• _TASK DETAILS_: In the data that follows, every line containing the word "name" should be returned.

• _Web page and app entries_:

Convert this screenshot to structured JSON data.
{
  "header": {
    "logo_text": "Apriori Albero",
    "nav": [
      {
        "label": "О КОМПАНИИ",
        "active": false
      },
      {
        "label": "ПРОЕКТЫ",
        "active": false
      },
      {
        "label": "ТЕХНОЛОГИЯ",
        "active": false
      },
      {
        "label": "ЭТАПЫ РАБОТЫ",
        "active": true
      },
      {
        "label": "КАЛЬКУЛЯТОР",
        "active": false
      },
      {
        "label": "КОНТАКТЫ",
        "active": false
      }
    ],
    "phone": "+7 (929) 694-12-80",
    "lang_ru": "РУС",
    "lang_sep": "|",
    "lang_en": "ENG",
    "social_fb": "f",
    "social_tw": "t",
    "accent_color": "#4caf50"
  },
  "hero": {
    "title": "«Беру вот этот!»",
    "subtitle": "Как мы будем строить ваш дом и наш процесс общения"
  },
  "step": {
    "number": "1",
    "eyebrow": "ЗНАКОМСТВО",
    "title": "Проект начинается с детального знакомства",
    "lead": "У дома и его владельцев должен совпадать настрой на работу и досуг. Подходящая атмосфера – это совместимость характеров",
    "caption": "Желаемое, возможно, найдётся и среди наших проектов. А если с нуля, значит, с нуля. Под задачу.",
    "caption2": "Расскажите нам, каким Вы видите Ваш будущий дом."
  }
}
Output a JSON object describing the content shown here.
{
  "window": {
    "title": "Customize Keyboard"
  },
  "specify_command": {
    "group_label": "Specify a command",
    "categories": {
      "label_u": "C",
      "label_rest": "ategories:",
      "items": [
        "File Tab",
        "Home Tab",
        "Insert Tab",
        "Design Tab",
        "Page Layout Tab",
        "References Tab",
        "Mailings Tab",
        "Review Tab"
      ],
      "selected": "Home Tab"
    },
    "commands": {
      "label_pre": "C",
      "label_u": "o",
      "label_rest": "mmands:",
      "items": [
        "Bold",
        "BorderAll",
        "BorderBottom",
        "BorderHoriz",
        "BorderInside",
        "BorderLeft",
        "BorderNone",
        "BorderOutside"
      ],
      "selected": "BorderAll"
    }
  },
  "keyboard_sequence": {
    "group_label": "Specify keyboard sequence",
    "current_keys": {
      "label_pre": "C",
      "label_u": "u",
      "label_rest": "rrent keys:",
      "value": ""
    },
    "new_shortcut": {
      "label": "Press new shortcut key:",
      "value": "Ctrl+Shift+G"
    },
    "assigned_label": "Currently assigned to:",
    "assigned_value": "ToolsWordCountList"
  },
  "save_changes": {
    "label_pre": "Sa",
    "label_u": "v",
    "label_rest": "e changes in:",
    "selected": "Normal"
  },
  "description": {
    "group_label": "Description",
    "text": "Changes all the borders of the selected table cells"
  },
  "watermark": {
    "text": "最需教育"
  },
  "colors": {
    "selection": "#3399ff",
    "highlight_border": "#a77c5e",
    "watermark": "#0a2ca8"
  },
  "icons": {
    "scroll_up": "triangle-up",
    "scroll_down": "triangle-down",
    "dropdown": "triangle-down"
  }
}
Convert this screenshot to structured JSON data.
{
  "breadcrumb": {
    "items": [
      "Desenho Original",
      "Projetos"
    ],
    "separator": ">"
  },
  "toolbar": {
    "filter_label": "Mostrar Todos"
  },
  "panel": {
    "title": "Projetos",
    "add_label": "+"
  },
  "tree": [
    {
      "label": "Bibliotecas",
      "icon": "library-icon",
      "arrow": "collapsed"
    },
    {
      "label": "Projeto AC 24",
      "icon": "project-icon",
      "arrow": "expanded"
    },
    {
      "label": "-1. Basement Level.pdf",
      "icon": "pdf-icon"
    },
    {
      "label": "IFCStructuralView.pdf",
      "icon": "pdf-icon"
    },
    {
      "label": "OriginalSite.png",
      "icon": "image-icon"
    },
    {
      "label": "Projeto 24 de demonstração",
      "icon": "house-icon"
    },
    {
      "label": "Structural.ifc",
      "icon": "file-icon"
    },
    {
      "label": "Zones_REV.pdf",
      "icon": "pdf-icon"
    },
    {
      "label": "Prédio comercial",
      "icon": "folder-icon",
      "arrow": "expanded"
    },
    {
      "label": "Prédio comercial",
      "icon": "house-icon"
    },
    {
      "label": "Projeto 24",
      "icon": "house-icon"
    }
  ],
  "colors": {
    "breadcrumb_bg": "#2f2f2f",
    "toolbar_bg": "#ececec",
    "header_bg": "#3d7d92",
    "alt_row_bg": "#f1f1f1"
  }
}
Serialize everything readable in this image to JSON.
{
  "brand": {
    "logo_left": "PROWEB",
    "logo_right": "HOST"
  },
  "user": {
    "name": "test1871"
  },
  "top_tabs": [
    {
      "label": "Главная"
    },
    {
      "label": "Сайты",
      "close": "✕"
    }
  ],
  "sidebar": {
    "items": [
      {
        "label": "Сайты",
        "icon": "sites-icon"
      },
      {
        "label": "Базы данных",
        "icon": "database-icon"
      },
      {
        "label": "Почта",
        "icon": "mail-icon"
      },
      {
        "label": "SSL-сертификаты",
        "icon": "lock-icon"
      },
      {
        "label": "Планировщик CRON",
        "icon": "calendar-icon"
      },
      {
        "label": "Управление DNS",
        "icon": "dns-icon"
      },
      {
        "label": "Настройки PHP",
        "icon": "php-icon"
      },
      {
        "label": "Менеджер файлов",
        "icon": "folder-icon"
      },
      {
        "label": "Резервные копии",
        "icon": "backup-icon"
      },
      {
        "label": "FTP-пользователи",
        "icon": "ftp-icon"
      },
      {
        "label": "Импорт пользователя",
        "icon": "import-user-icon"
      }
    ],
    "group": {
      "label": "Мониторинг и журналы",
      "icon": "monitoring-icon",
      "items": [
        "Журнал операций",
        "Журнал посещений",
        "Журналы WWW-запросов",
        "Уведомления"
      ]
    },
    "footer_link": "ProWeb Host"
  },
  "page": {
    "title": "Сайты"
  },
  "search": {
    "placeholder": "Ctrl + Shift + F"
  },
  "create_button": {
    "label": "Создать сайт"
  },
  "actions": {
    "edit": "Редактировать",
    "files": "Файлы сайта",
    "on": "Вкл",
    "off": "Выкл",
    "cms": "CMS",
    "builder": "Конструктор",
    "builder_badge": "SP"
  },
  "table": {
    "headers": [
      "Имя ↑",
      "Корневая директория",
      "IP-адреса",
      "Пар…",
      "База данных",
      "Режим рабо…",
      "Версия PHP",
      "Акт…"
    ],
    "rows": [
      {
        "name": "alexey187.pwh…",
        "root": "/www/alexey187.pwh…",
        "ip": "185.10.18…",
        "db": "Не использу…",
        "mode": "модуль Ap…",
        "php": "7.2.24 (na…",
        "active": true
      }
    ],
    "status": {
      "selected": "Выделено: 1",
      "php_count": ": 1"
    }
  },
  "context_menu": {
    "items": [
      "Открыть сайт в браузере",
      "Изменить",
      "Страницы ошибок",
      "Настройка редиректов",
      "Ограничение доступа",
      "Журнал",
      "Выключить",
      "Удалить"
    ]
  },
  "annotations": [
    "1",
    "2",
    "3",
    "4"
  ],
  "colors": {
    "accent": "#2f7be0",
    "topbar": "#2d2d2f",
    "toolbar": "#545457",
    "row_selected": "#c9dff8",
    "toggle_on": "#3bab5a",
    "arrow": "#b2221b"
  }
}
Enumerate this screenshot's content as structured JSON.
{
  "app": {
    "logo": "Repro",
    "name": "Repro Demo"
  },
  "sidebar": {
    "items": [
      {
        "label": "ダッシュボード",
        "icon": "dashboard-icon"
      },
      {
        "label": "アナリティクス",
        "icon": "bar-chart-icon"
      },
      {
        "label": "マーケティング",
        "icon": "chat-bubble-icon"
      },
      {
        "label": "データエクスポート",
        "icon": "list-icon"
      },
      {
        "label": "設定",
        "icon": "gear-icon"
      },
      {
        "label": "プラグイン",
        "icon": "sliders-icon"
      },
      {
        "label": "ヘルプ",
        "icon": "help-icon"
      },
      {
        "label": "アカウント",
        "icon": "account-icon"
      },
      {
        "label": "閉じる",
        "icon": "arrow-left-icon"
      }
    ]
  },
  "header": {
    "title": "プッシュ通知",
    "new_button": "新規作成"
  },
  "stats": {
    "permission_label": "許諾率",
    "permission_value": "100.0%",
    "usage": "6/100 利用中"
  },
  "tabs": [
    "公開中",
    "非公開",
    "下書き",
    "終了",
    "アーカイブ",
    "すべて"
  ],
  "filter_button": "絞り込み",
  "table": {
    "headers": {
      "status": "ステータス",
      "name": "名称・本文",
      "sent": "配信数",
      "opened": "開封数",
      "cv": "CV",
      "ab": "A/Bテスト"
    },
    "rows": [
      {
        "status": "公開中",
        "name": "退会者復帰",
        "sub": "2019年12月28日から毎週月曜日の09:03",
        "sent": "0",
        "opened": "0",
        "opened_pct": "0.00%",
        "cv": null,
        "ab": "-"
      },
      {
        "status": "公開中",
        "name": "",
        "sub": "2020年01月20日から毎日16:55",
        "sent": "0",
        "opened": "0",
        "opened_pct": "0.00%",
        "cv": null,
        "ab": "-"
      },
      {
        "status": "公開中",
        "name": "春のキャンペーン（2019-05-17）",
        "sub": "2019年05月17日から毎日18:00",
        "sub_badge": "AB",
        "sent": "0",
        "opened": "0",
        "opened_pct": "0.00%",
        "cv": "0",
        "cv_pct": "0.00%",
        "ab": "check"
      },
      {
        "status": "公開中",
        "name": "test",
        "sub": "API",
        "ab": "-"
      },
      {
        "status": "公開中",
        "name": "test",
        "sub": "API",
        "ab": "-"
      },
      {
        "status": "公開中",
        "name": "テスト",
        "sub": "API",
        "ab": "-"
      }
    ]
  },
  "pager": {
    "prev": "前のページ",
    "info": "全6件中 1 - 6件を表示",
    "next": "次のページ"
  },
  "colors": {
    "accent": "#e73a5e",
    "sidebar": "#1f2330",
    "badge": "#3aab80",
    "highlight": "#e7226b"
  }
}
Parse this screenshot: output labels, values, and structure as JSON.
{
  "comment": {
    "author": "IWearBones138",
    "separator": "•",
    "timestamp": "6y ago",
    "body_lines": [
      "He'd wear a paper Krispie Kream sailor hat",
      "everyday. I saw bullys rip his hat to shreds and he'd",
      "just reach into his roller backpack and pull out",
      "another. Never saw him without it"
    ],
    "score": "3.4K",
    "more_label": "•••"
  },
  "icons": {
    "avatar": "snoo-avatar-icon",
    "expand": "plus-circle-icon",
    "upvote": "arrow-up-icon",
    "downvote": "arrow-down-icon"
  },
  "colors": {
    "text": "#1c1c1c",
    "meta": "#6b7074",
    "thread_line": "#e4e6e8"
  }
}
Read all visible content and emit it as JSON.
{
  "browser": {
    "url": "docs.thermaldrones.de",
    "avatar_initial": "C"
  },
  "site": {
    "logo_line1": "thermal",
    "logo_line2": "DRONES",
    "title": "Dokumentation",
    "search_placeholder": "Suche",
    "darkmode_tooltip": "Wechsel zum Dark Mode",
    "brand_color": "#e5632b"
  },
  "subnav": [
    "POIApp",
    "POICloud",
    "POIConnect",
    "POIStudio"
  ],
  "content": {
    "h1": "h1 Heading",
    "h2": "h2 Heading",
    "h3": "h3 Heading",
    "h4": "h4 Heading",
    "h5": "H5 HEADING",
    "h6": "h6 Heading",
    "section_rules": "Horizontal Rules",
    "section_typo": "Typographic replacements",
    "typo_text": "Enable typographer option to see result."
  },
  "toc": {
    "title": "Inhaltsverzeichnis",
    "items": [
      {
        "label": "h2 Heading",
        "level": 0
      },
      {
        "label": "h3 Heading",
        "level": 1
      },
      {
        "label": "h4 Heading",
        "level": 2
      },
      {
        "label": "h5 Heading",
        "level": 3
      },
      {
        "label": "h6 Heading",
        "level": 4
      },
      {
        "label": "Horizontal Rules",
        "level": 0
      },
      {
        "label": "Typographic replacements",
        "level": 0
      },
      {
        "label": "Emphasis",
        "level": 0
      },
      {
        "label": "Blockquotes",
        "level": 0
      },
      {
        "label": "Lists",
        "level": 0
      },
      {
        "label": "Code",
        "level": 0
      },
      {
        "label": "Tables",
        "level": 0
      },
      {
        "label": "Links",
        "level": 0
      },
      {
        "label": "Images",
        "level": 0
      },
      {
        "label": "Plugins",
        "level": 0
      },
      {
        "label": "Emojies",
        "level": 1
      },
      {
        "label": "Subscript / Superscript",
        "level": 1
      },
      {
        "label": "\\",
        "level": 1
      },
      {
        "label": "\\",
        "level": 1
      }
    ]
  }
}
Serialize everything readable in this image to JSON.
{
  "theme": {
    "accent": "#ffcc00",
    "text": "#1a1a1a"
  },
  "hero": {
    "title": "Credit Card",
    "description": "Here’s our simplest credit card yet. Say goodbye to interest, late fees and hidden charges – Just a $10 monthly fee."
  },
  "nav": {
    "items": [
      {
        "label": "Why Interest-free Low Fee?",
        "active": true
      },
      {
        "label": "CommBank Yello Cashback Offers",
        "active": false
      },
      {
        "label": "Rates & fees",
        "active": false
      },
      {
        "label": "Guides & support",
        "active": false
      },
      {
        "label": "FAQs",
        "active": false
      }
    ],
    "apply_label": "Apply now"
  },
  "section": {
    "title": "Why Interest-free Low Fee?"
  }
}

• _RESULT OF THE TASK_:
    "name": "test1871"
        "name": "alexey187.pwh…",
    "name": "Repro Demo"
      "name": "名称・本文",
        "name": "退会者復帰",
        "name": "",
        "name": "春のキャンペーン（2019-05-17）",
        "name": "test",
        "name": "test",
        "name": "テスト",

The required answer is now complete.